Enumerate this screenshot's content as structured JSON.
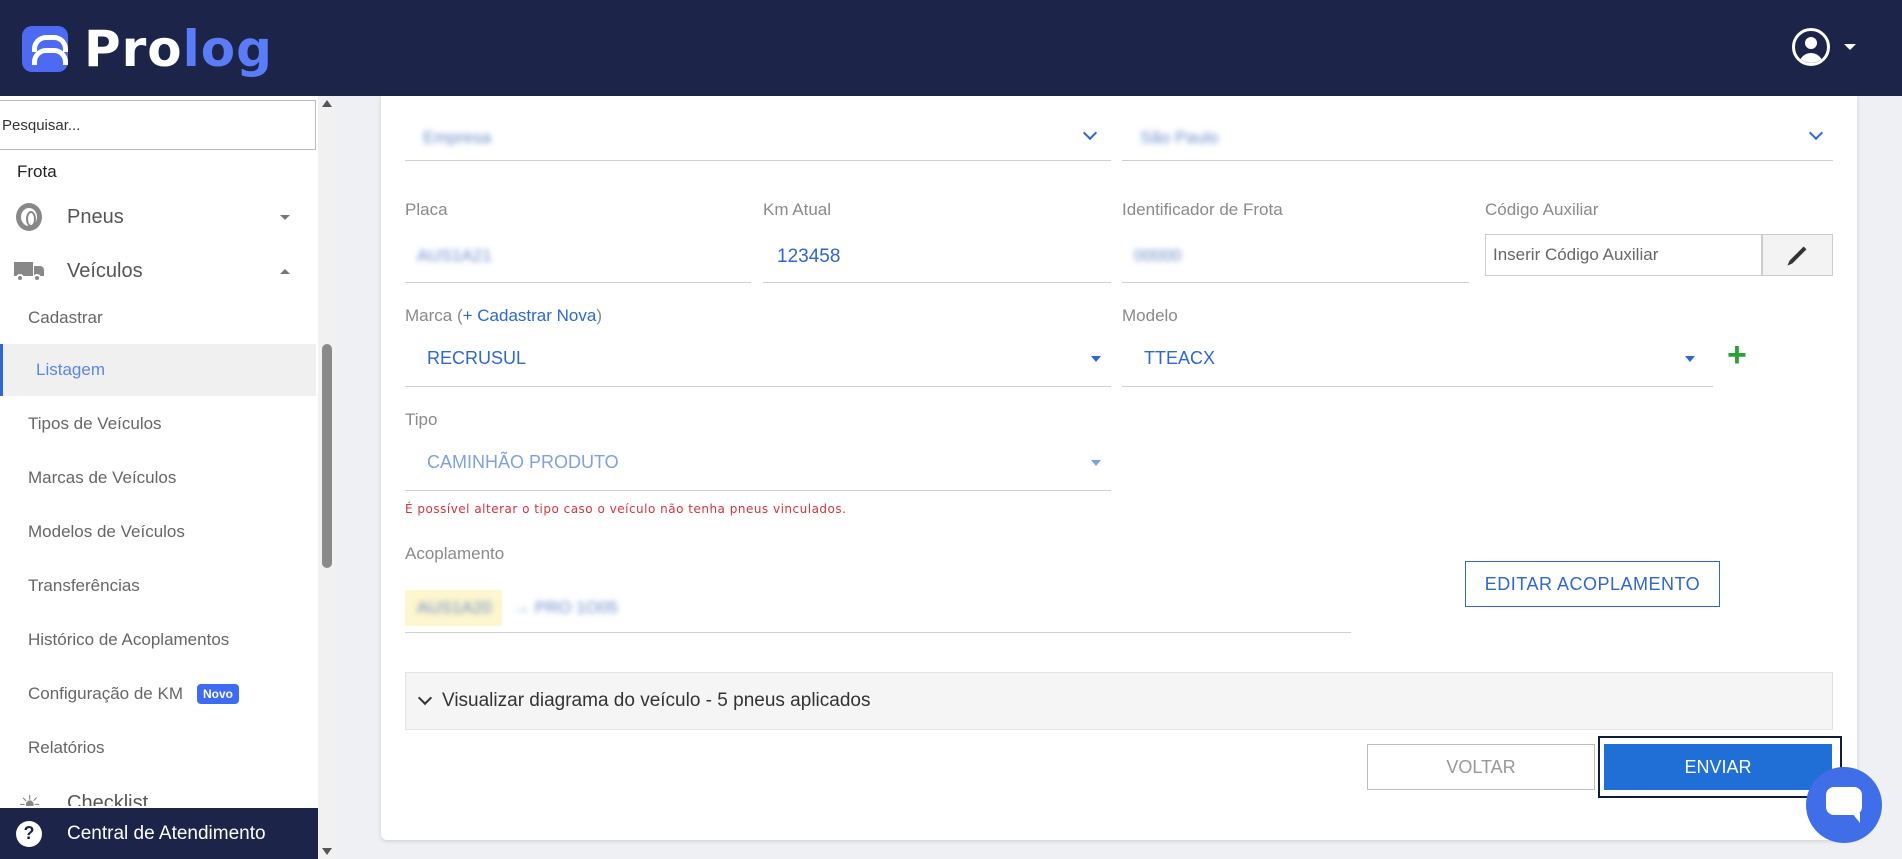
{
  "app": {
    "logo_part1": "Pro",
    "logo_part2": "log"
  },
  "sidebar": {
    "search_placeholder": "Pesquisar...",
    "section": "Frota",
    "groups": {
      "pneus": "Pneus",
      "veiculos": "Veículos",
      "checklist": "Checklist"
    },
    "items": [
      {
        "label": "Cadastrar"
      },
      {
        "label": "Listagem",
        "active": true
      },
      {
        "label": "Tipos de Veículos"
      },
      {
        "label": "Marcas de Veículos"
      },
      {
        "label": "Modelos de Veículos"
      },
      {
        "label": "Transferências"
      },
      {
        "label": "Histórico de Acoplamentos"
      },
      {
        "label": "Configuração de KM",
        "badge": "Novo"
      },
      {
        "label": "Relatórios"
      }
    ],
    "support": "Central de Atendimento"
  },
  "form": {
    "empresa_value": "Empresa",
    "regional_value": "São Paulo",
    "placa": {
      "label": "Placa",
      "value": "AUS1A21"
    },
    "km": {
      "label": "Km Atual",
      "value": "123458"
    },
    "identificador": {
      "label": "Identificador de Frota",
      "value": "00000"
    },
    "codigo": {
      "label": "Código Auxiliar",
      "placeholder": "Inserir Código Auxiliar"
    },
    "marca": {
      "label_prefix": "Marca (",
      "link": "+ Cadastrar Nova",
      "label_suffix": ")",
      "value": "RECRUSUL"
    },
    "modelo": {
      "label": "Modelo",
      "value": "TTEACX"
    },
    "tipo": {
      "label": "Tipo",
      "value": "CAMINHÃO PRODUTO",
      "hint": "É possível alterar o tipo caso o veículo não tenha pneus vinculados."
    },
    "acoplamento": {
      "label": "Acoplamento",
      "chip": "AUS1A20",
      "text": "→ PRO 1O05",
      "button": "EDITAR ACOPLAMENTO"
    },
    "accordion": "Visualizar diagrama do veículo - 5 pneus aplicados",
    "voltar": "VOLTAR",
    "enviar": "ENVIAR"
  },
  "colors": {
    "topbar": "#1d2449",
    "accent": "#2f66d0",
    "primary_button": "#1f6fd6",
    "hint_red": "#d9323a",
    "add_green": "#2aa137"
  }
}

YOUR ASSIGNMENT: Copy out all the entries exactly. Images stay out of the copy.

WRITTEN ANSWER:
Enumerate this screenshot's content as structured JSON.
{
  "app": {
    "logo_part1": "Pro",
    "logo_part2": "log"
  },
  "sidebar": {
    "search_placeholder": "Pesquisar...",
    "section": "Frota",
    "groups": {
      "pneus": "Pneus",
      "veiculos": "Veículos",
      "checklist": "Checklist"
    },
    "items": [
      {
        "label": "Cadastrar"
      },
      {
        "label": "Listagem",
        "active": true
      },
      {
        "label": "Tipos de Veículos"
      },
      {
        "label": "Marcas de Veículos"
      },
      {
        "label": "Modelos de Veículos"
      },
      {
        "label": "Transferências"
      },
      {
        "label": "Histórico de Acoplamentos"
      },
      {
        "label": "Configuração de KM",
        "badge": "Novo"
      },
      {
        "label": "Relatórios"
      }
    ],
    "support": "Central de Atendimento"
  },
  "form": {
    "empresa_value": "Empresa",
    "regional_value": "São Paulo",
    "placa": {
      "label": "Placa",
      "value": "AUS1A21"
    },
    "km": {
      "label": "Km Atual",
      "value": "123458"
    },
    "identificador": {
      "label": "Identificador de Frota",
      "value": "00000"
    },
    "codigo": {
      "label": "Código Auxiliar",
      "placeholder": "Inserir Código Auxiliar"
    },
    "marca": {
      "label_prefix": "Marca (",
      "link": "+ Cadastrar Nova",
      "label_suffix": ")",
      "value": "RECRUSUL"
    },
    "modelo": {
      "label": "Modelo",
      "value": "TTEACX"
    },
    "tipo": {
      "label": "Tipo",
      "value": "CAMINHÃO PRODUTO",
      "hint": "É possível alterar o tipo caso o veículo não tenha pneus vinculados."
    },
    "acoplamento": {
      "label": "Acoplamento",
      "chip": "AUS1A20",
      "text": "→ PRO 1O05",
      "button": "EDITAR ACOPLAMENTO"
    },
    "accordion": "Visualizar diagrama do veículo - 5 pneus aplicados",
    "voltar": "VOLTAR",
    "enviar": "ENVIAR"
  },
  "colors": {
    "topbar": "#1d2449",
    "accent": "#2f66d0",
    "primary_button": "#1f6fd6",
    "hint_red": "#d9323a",
    "add_green": "#2aa137"
  }
}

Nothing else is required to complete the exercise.